Submission in Marriage
Ephesians 5: 21 submitting to one another in the fear of God. 22 Wives, submit to your own husbands, as to the Lord. 23 For the husband is head of the wife, as also Christ is head of the church; and He is the Savior of the body. 24 Therefore, just as the church is subject to Christ, so let the wives be to their own husbands in everything. 25 Husbands, love your wives, just as Christ also loved the church and gave Himself for her, 26 that He might sanctify and cleanse her with the washing of water by the word, 27 that He might present her to Himself a glorious church, not having spot or wrinkle or any such thing, but that she should be holy and without blemish. 28 So husbands ought to love their own wives as their own bodies; he who loves his wife loves himself. 29 For no one ever hated his own flesh, but nourishes and cherishes it, just as the Lord does the church. 30 For we are members of His body, of His flesh and of His bones. 31 "For this reason a man shall leave his father and mother and be joined to his wife, and the two shall become one flesh." 32 This is a great mystery, but I speak concerning Christ and the church. 33 Nevertheless let each one of you in particular so love his own wife as himself, and let the wife see that she respects her husband. (NKJV)
The book of Ephesians is part of what is known as the Prison Epistles. The writings, themselves, affirm that the epistles were written by the Apostle Paul from prison.
There are differing opinions as to during which of Paul’s prison confinements the epistles were written. There are many sources that discuss this subject fully. For our purposes, we will go along with the thought of most scholars that Paul wrote the prison epistles during his house arrest in Rome from AD 60-62.
It is believed that the epistle was written about AD 61 to the house churches in Ephesus, Asia. The idea was that this authoritative letter would be passed along to the other churches.
The book of Ephesians can be divided into two halves. The first half, the first three chapters, is concerned with the positional; doctrine outlining our position in Christ.
The second half, the last three chapters, is concerned with the practical; how we work out our position in the practical living of our Christian life. This is similar to the breakdown of the book of Romans, Paul’s previous writing.
It is critical to the understanding of this passage that it be put in the proper context. Previously in this chapter we learned how each of us should not be controlled by anything but the Holy Spirit. We do this by emptying ourselves of self and allowing the Holy Spirit to fill (control) us.
In other words, all selfishness must have left our bodies. We are no longer living to please ourselves but to please the Lord.
Now, once we are in this state, we are free to submit to the Lord whatever He asks. The first thing He asks of every Christian is for each of us to submit to every other Christian (v.21).
So, this is a message to both husband and wife. Both are to submit to their brothers and sisters in Christ, and to each other.
Next the Lord addresses wives.
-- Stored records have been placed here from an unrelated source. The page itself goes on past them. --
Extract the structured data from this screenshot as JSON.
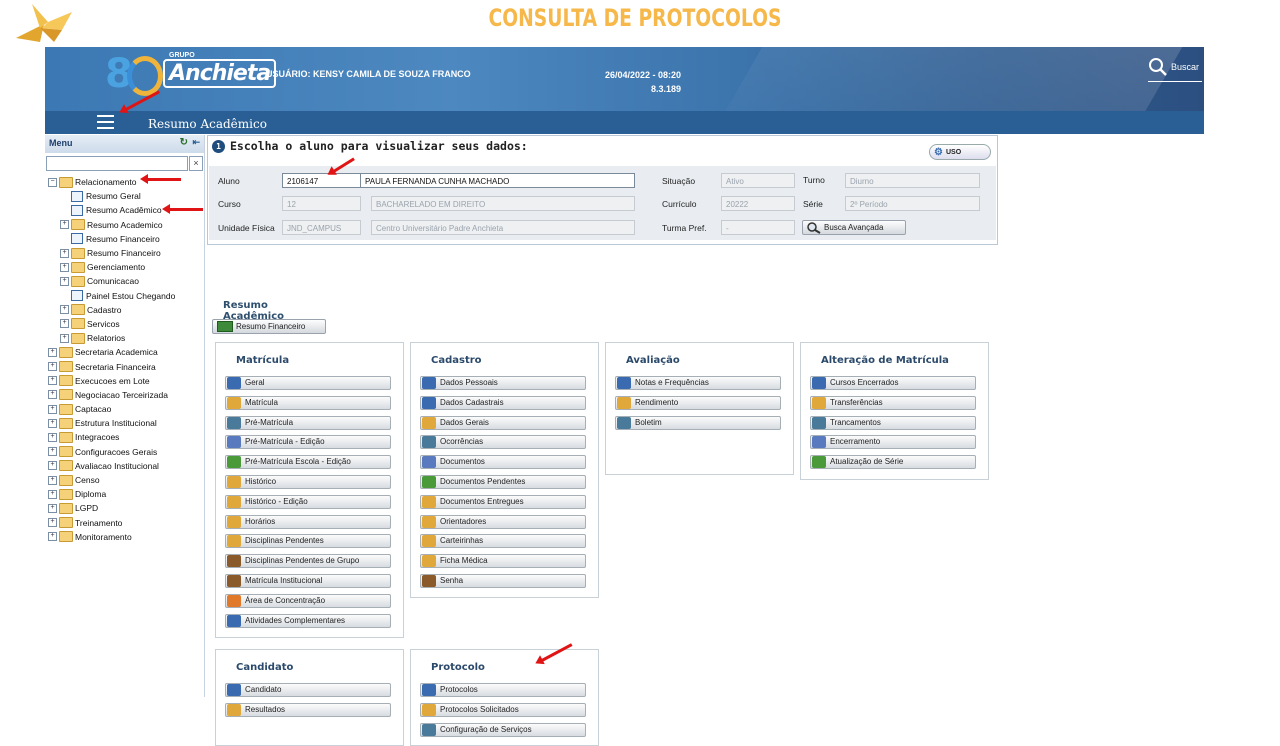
{
  "slide_title": "CONSULTA DE PROTOCOLOS",
  "header": {
    "brand_small": "GRUPO",
    "brand": "Anchieta",
    "logo_number": "8",
    "user_label": "USUÁRIO:",
    "user_name": "KENSY CAMILA DE SOUZA FRANCO",
    "date_time": "26/04/2022 - 08:20",
    "version": "8.3.189",
    "search_label": "Buscar"
  },
  "navbar": {
    "page_heading": "Resumo Acadêmico"
  },
  "sidebar": {
    "title": "Menu",
    "search_clear": "×",
    "items": [
      {
        "label": "Relacionamento",
        "level": 0,
        "type": "folder",
        "expand": "−"
      },
      {
        "label": "Resumo Geral",
        "level": 1,
        "type": "page"
      },
      {
        "label": "Resumo Acadêmico",
        "level": 1,
        "type": "page"
      },
      {
        "label": "Resumo Academico",
        "level": 1,
        "type": "folder",
        "expand": "+"
      },
      {
        "label": "Resumo Financeiro",
        "level": 1,
        "type": "page"
      },
      {
        "label": "Resumo Financeiro",
        "level": 1,
        "type": "folder",
        "expand": "+"
      },
      {
        "label": "Gerenciamento",
        "level": 1,
        "type": "folder",
        "expand": "+"
      },
      {
        "label": "Comunicacao",
        "level": 1,
        "type": "folder",
        "expand": "+"
      },
      {
        "label": "Painel Estou Chegando",
        "level": 1,
        "type": "page"
      },
      {
        "label": "Cadastro",
        "level": 1,
        "type": "folder",
        "expand": "+"
      },
      {
        "label": "Servicos",
        "level": 1,
        "type": "folder",
        "expand": "+"
      },
      {
        "label": "Relatorios",
        "level": 1,
        "type": "folder",
        "expand": "+"
      },
      {
        "label": "Secretaria Academica",
        "level": 0,
        "type": "folder",
        "expand": "+"
      },
      {
        "label": "Secretaria Financeira",
        "level": 0,
        "type": "folder",
        "expand": "+"
      },
      {
        "label": "Execucoes em Lote",
        "level": 0,
        "type": "folder",
        "expand": "+"
      },
      {
        "label": "Negociacao Terceirizada",
        "level": 0,
        "type": "folder",
        "expand": "+"
      },
      {
        "label": "Captacao",
        "level": 0,
        "type": "folder",
        "expand": "+"
      },
      {
        "label": "Estrutura Institucional",
        "level": 0,
        "type": "folder",
        "expand": "+"
      },
      {
        "label": "Integracoes",
        "level": 0,
        "type": "folder",
        "expand": "+"
      },
      {
        "label": "Configuracoes Gerais",
        "level": 0,
        "type": "folder",
        "expand": "+"
      },
      {
        "label": "Avaliacao Institucional",
        "level": 0,
        "type": "folder",
        "expand": "+"
      },
      {
        "label": "Censo",
        "level": 0,
        "type": "folder",
        "expand": "+"
      },
      {
        "label": "Diploma",
        "level": 0,
        "type": "folder",
        "expand": "+"
      },
      {
        "label": "LGPD",
        "level": 0,
        "type": "folder",
        "expand": "+"
      },
      {
        "label": "Treinamento",
        "level": 0,
        "type": "folder",
        "expand": "+"
      },
      {
        "label": "Monitoramento",
        "level": 0,
        "type": "folder",
        "expand": "+"
      }
    ]
  },
  "student_panel": {
    "step": "1",
    "title": "Escolha o aluno para visualizar seus dados:",
    "uso_label": "USO",
    "aluno_label": "Aluno",
    "aluno_code": "2106147",
    "aluno_name": "PAULA FERNANDA CUNHA MACHADO",
    "situacao_label": "Situação",
    "situacao": "Ativo",
    "turno_label": "Turno",
    "turno": "Diurno",
    "curso_label": "Curso",
    "curso_code": "12",
    "curso_name": "BACHARELADO EM DIREITO",
    "curriculo_label": "Currículo",
    "curriculo": "20222",
    "serie_label": "Série",
    "serie": "2º Período",
    "unidade_label": "Unidade Física",
    "unidade_code": "JND_CAMPUS",
    "unidade_name": "Centro Universitário Padre Anchieta",
    "turma_label": "Turma Pref.",
    "turma": "-",
    "busca_label": "Busca Avançada"
  },
  "resumo": {
    "title": "Resumo Acadêmico",
    "financeiro_button": "Resumo Financeiro"
  },
  "groups": {
    "matricula": {
      "title": "Matrícula",
      "buttons": [
        "Geral",
        "Matrícula",
        "Pré-Matrícula",
        "Pré-Matrícula - Edição",
        "Pré-Matrícula Escola - Edição",
        "Histórico",
        "Histórico - Edição",
        "Horários",
        "Disciplinas Pendentes",
        "Disciplinas Pendentes de Grupo",
        "Matrícula Institucional",
        "Área de Concentração",
        "Atividades Complementares"
      ]
    },
    "cadastro": {
      "title": "Cadastro",
      "buttons": [
        "Dados Pessoais",
        "Dados Cadastrais",
        "Dados Gerais",
        "Ocorrências",
        "Documentos",
        "Documentos Pendentes",
        "Documentos Entregues",
        "Orientadores",
        "Carteirinhas",
        "Ficha Médica",
        "Senha"
      ]
    },
    "avaliacao": {
      "title": "Avaliação",
      "buttons": [
        "Notas e Frequências",
        "Rendimento",
        "Boletim"
      ]
    },
    "alteracao": {
      "title": "Alteração de Matrícula",
      "buttons": [
        "Cursos Encerrados",
        "Transferências",
        "Trancamentos",
        "Encerramento",
        "Atualização de Série"
      ]
    },
    "candidato": {
      "title": "Candidato",
      "buttons": [
        "Candidato",
        "Resultados"
      ]
    },
    "protocolo": {
      "title": "Protocolo",
      "buttons": [
        "Protocolos",
        "Protocolos Solicitados",
        "Configuração de Serviços"
      ]
    }
  },
  "colors": {
    "accent_title": "#f6b84a",
    "header_blue": "#3c78b3",
    "nav_blue": "#2a5f95",
    "arrow_red": "#e01414"
  }
}
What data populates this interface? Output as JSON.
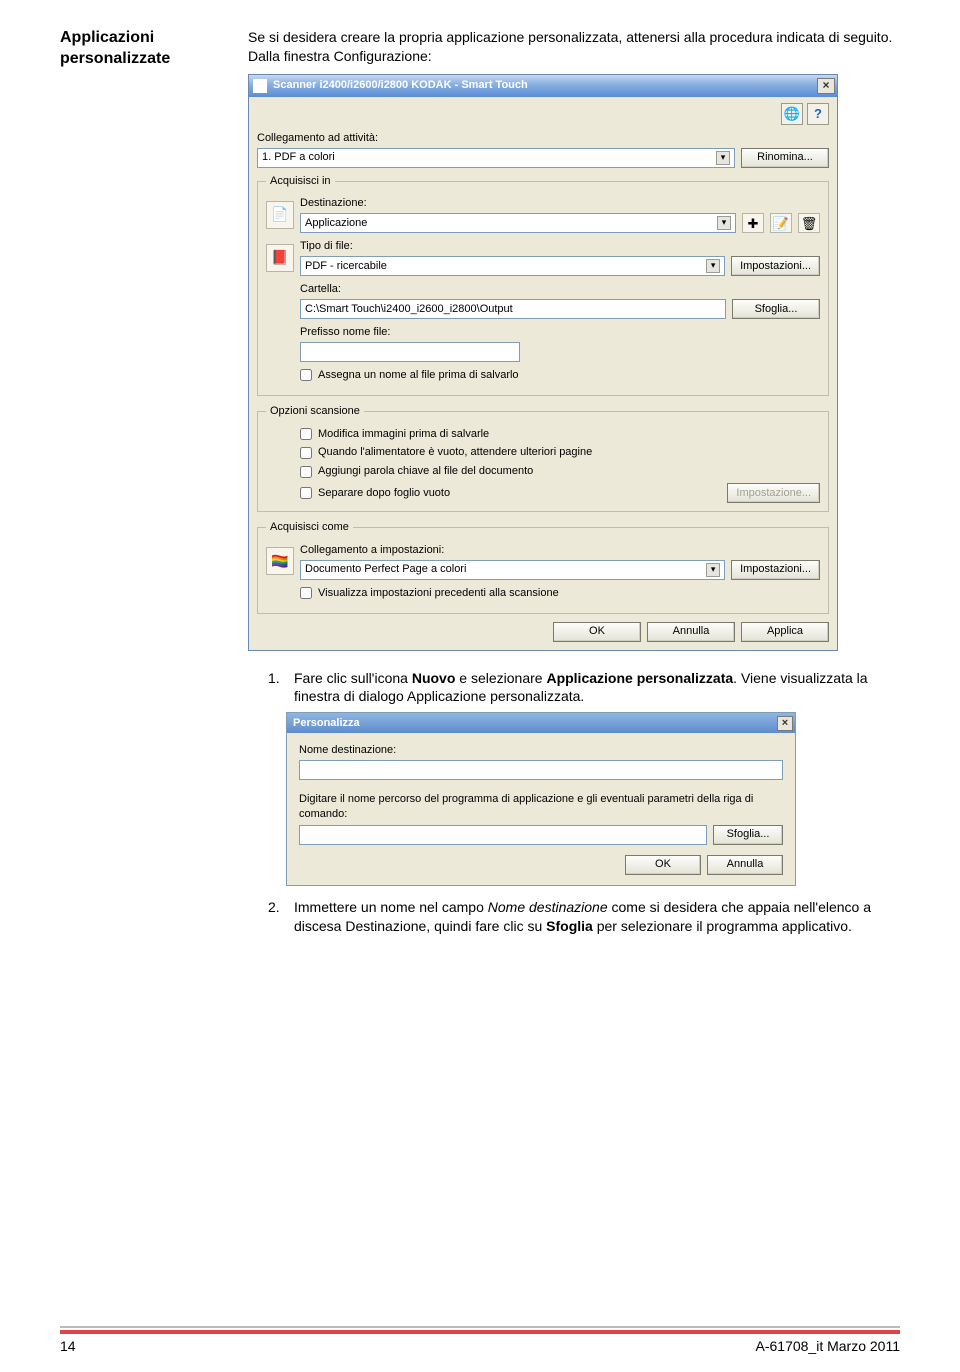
{
  "doc": {
    "side_heading": "Applicazioni personalizzate",
    "intro": "Se si desidera creare la propria applicazione personalizzata, attenersi alla procedura indicata di seguito. Dalla finestra Configurazione:",
    "step1_num": "1.",
    "step1_text": "Fare clic sull'icona Nuovo e selezionare Applicazione personalizzata. Viene visualizzata la finestra di dialogo Applicazione personalizzata.",
    "step2_num": "2.",
    "step2_text": "Immettere un nome nel campo Nome destinazione come si desidera che appaia nell'elenco a discesa Destinazione, quindi fare clic su Sfoglia per selezionare il programma applicativo.",
    "page_num": "14",
    "doc_code": "A-61708_it  Marzo 2011"
  },
  "win": {
    "title": "Scanner i2400/i2600/i2800 KODAK - Smart Touch",
    "close": "×",
    "icon_globe": "🌐",
    "icon_help": "?",
    "attivita_label": "Collegamento ad attività:",
    "attivita_value": "1. PDF a colori",
    "rinomina": "Rinomina...",
    "acquisisci_in": "Acquisisci in",
    "dest_label": "Destinazione:",
    "dest_value": "Applicazione",
    "icon_doc": "📄",
    "icon_plus": "✚",
    "icon_edit": "📝",
    "icon_trash": "🗑",
    "tipo_label": "Tipo di file:",
    "tipo_value": "PDF - ricercabile",
    "impostazioni": "Impostazioni...",
    "icon_pdf": "📕",
    "cartella_label": "Cartella:",
    "cartella_value": "C:\\Smart Touch\\i2400_i2600_i2800\\Output",
    "sfoglia": "Sfoglia...",
    "prefisso_label": "Prefisso nome file:",
    "prefisso_value": "",
    "chk_assegna": "Assegna un nome al file prima di salvarlo",
    "opzioni_scansione": "Opzioni scansione",
    "chk_mod": "Modifica immagini prima di salvarle",
    "chk_ali": "Quando l'alimentatore è vuoto, attendere ulteriori pagine",
    "chk_parola": "Aggiungi parola chiave al file del documento",
    "chk_sep": "Separare dopo foglio vuoto",
    "impostazione_disabled": "Impostazione...",
    "acquisisci_come": "Acquisisci come",
    "coll_label": "Collegamento a impostazioni:",
    "coll_value": "Documento Perfect Page a colori",
    "chk_vis": "Visualizza impostazioni precedenti alla scansione",
    "icon_color": "🏳️‍🌈",
    "ok": "OK",
    "annulla": "Annulla",
    "applica": "Applica"
  },
  "dlg2": {
    "title": "Personalizza",
    "close": "×",
    "nome_label": "Nome destinazione:",
    "nome_value": "",
    "prog_label": "Digitare il nome percorso del programma di applicazione e gli eventuali parametri della riga di comando:",
    "prog_value": "",
    "sfoglia": "Sfoglia...",
    "ok": "OK",
    "annulla": "Annulla"
  }
}
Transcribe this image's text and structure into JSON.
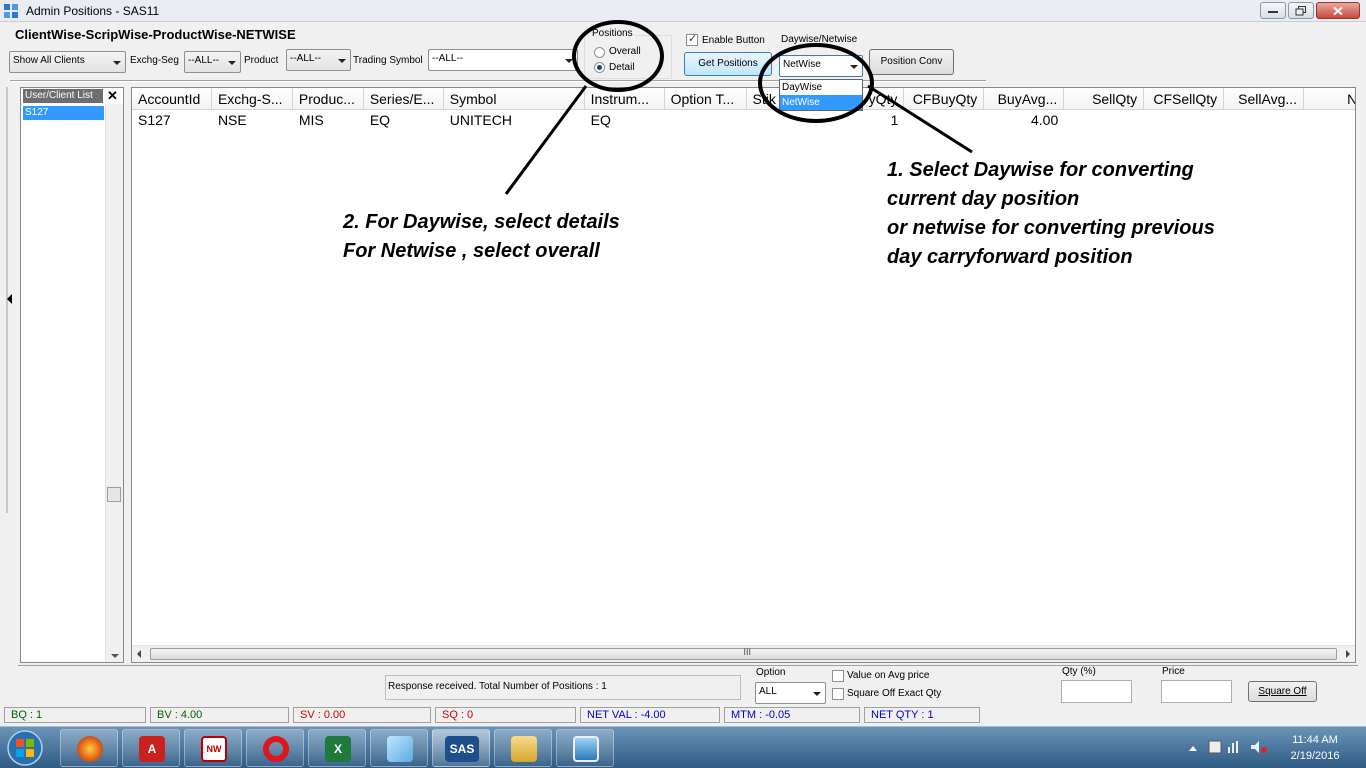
{
  "window": {
    "title": "Admin Positions - SAS11"
  },
  "heading": "ClientWise-ScripWise-ProductWise-NETWISE",
  "filters": {
    "client_select": "Show All Clients",
    "exchseg_label": "Exchg-Seg",
    "exchseg_value": "--ALL--",
    "product_label": "Product",
    "product_value": "--ALL--",
    "symbol_label": "Trading Symbol",
    "symbol_value": "--ALL--"
  },
  "positions_group": {
    "title": "Positions",
    "options": [
      "Overall",
      "Detail"
    ],
    "selected": "Detail"
  },
  "enable_button": {
    "label": "Enable Button",
    "checked": true
  },
  "daywise_netwise": {
    "label": "Daywise/Netwise",
    "value": "NetWise",
    "options": [
      "DayWise",
      "NetWise"
    ],
    "selected_option": "NetWise"
  },
  "buttons": {
    "get_positions": "Get Positions",
    "position_conv": "Position Conv",
    "square_off": "Square Off"
  },
  "client_list": {
    "header": "User/Client List",
    "close_glyph": "✕",
    "items": [
      "S127"
    ]
  },
  "grid": {
    "columns": [
      "AccountId",
      "Exchg-S...",
      "Produc...",
      "Series/E...",
      "Symbol",
      "Instrum...",
      "Option T...",
      "Stik",
      "yQty",
      "CFBuyQty",
      "BuyAvg...",
      "SellQty",
      "CFSellQty",
      "SellAvg...",
      "Ne"
    ],
    "rows": [
      [
        "S127",
        "NSE",
        "MIS",
        "EQ",
        "UNITECH",
        "EQ",
        "",
        "",
        "1",
        "",
        "4.00",
        "",
        "",
        "",
        ""
      ]
    ],
    "scroll_grip": "III"
  },
  "annotations": {
    "note_positions": [
      "2.  For Daywise, select details",
      "For Netwise , select overall"
    ],
    "note_daywise": [
      "1. Select Daywise for converting",
      "current day position",
      "or netwise for converting previous",
      "day carryforward position"
    ]
  },
  "bottom": {
    "response": "Response received. Total Number of Positions : 1",
    "option_label": "Option",
    "option_value": "ALL",
    "value_on_avg": "Value on Avg  price",
    "square_off_exact": "Square Off Exact Qty",
    "qty_label": "Qty (%)",
    "price_label": "Price"
  },
  "status_bar": [
    {
      "text": "BQ : 1",
      "color": "#006400",
      "width": 142
    },
    {
      "text": "BV : 4.00",
      "color": "#006400",
      "width": 139
    },
    {
      "text": "SV : 0.00",
      "color": "#cc0000",
      "width": 138
    },
    {
      "text": "SQ : 0",
      "color": "#cc0000",
      "width": 141
    },
    {
      "text": "NET VAL : -4.00",
      "color": "#0000cc",
      "width": 140
    },
    {
      "text": "MTM : -0.05",
      "color": "#0000cc",
      "width": 136
    },
    {
      "text": "NET QTY : 1",
      "color": "#0000cc",
      "width": 116
    }
  ],
  "taskbar": {
    "apps": [
      "firefox",
      "autocad",
      "app-nwn",
      "opera",
      "excel",
      "notepad",
      "SAS",
      "file-explorer",
      "display"
    ],
    "clock_time": "11:44 AM",
    "clock_date": "2/19/2016"
  },
  "colors": {
    "selection": "#3399ff",
    "annotation_ink": "#000000"
  }
}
He says that wives should not only submit to their brothers and sisters in Christ, but also should submit to their husbands just as they should submit to the Lord and just as the church submits to the Lord (v.22-24).
Again, this does not work if she is being controlled by self. She must have relinquished control to the Holy Spirit. She is now living to please the Lord, not herself.
Even if her husband is not a Christian, she should submit to the Lord’s instructions to submit to her husband’s leadership. However, if her husband asks her to do something that is not Biblical, not pleasing to the Lord, she should refuse because her first allegiance is to the Lord.
This is the way the Lord has chosen to maintain order, to make final decisions, in the family. Just as the Lord is submissive to the Father (1 Cor. 11:3), He asks the wife to be submissive to her husband.
Neither is inferior to the other. Christ and the Father are equal in the Godhead and wife and husband are equal in the family.
Next, the Lord turns to the husband. The Lord says that husbands must love their wives as Christ loved the church. Christ gave up his life for the church and the husband must be ready and willing to do the same (v.25-27).
The Lord calls the husband to love his wife as his own body (v.28-30), because they are united, one flesh (v.31). Just as the husband feeds, protects, and cares for the needs of his own body, he should also do the same for his wife.
This only happens if the husband has emptied himself of self and allowed the Holy Spirit to fill (control) him. The husband must be living to please the Lord and not himself. Again, if he is leading on an unbiblical track the wife’s first allegiance is to obey the Lord.
Finally, the Lord concludes this teaching with the commandment that the wife must respect her husband (v.33). Our creator knows that a wife’s respect for her husband is a great motivator.
It can make him, or the lack of respect can destroy him. Respect for her husband is not something that the husband must justify or “earn”. It is commanded by the Lord, and is necessary for a loving relationship.
Online Bible Commentary